Way back at the beginning of March, I set about planting my onion sets out into their prepared bed. I’ve never had much luck with growing onions from sets or seed but this year I went about the planting out process with almost military precision, taking great care to ensure that each row was the correct distance apart and that within the rows, the sets were also spaced as per the recommendations in the various gardening books I have at my disposal. The result was neat rows of tiny onion bulbs which could have passed muster at the Trooping of the Colour, on Horse Guards Parade.
Now all I could do was weed, water and wait!
Well it seems, dear reader, judging from the results of my totally unscientific, 2015 study of onion growing, that correct spacing is critical to success. I have watched with growing excitement, as the first shoots of green began to sprout from the now swollen bulbs, have whipped errant weeds out of my carefully measured and spaced rows, have regularly dragged the other inhabitants of Mudville down to admire my nicely growing onions, have hijacked any unsuspecting visitor for much the same purpose and have waxed lyrical on the beauty and size of individual onions within the rows.
Then a couple of weeks ago the leaves toppled over and I realised my crop was very nearly ready for lifting ….. I just needed to be patient. Everything I had read said that I needed to wait two weeks from the time the leaves toppled, to the day of harvest.
Well the two weeks passed but lifting the onions had to be delayed because of the rain and you are not supposed to harvest onions for storage in rain. Ideally, once dug up, onions should be left outside in the sun to dry out for another couple of weeks but with the unsettled weather of the last week or so, this was not a viable option and so I needed to revert to ‘plan B’ and dry mine in the greenhouse. The very crowded greenhouse which is filled to bursting with peppers and chilli plants. However, a quick glance inside and I discovered that there was indeed room for my newly harvest bulbs ……..
….. which is how 35 onions came to be in front of the trays of chillies and peppers, upside down, with their leaves slotted through the gaps in the staging slats. Of the 35, I think that 22 are suitable for drying out for storage and the remaining 13 can be used over the next few weeks for cooking. I am gratifyingly pleased with the size of most of the onions and have calculated that two thirds of them are about the width of a standard sized orange.

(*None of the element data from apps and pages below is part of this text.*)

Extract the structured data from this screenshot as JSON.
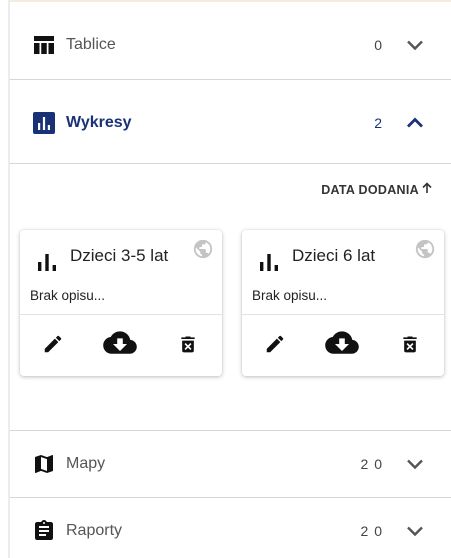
{
  "colors": {
    "accent": "#1a3178",
    "icon_dark": "#111111",
    "globe": "#c4c4c4"
  },
  "sections": [
    {
      "key": "tables",
      "label": "Tablice",
      "count": "0",
      "icon": "table-icon",
      "expanded": false
    },
    {
      "key": "charts",
      "label": "Wykresy",
      "count": "2",
      "icon": "bar-chart-icon",
      "expanded": true
    },
    {
      "key": "maps",
      "label": "Mapy",
      "count": "2 0",
      "icon": "map-icon",
      "expanded": false
    },
    {
      "key": "reports",
      "label": "Raporty",
      "count": "2 0",
      "icon": "clipboard-icon",
      "expanded": false
    }
  ],
  "charts_panel": {
    "sort_label": "DATA DODANIA",
    "sort_icon": "arrow-up-icon",
    "cards": [
      {
        "title": "Dzieci 3-5 lat",
        "description": "Brak opisu...",
        "icon": "bar-chart-icon",
        "status_icon": "globe-icon",
        "actions": [
          "edit-icon",
          "cloud-download-icon",
          "delete-icon"
        ]
      },
      {
        "title": "Dzieci 6 lat",
        "description": "Brak opisu...",
        "icon": "bar-chart-icon",
        "status_icon": "globe-icon",
        "actions": [
          "edit-icon",
          "cloud-download-icon",
          "delete-icon"
        ]
      }
    ]
  }
}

All in all and after careful consideration, I would say that spacing is everything and shouldn’t be skimped on where onions are concerned.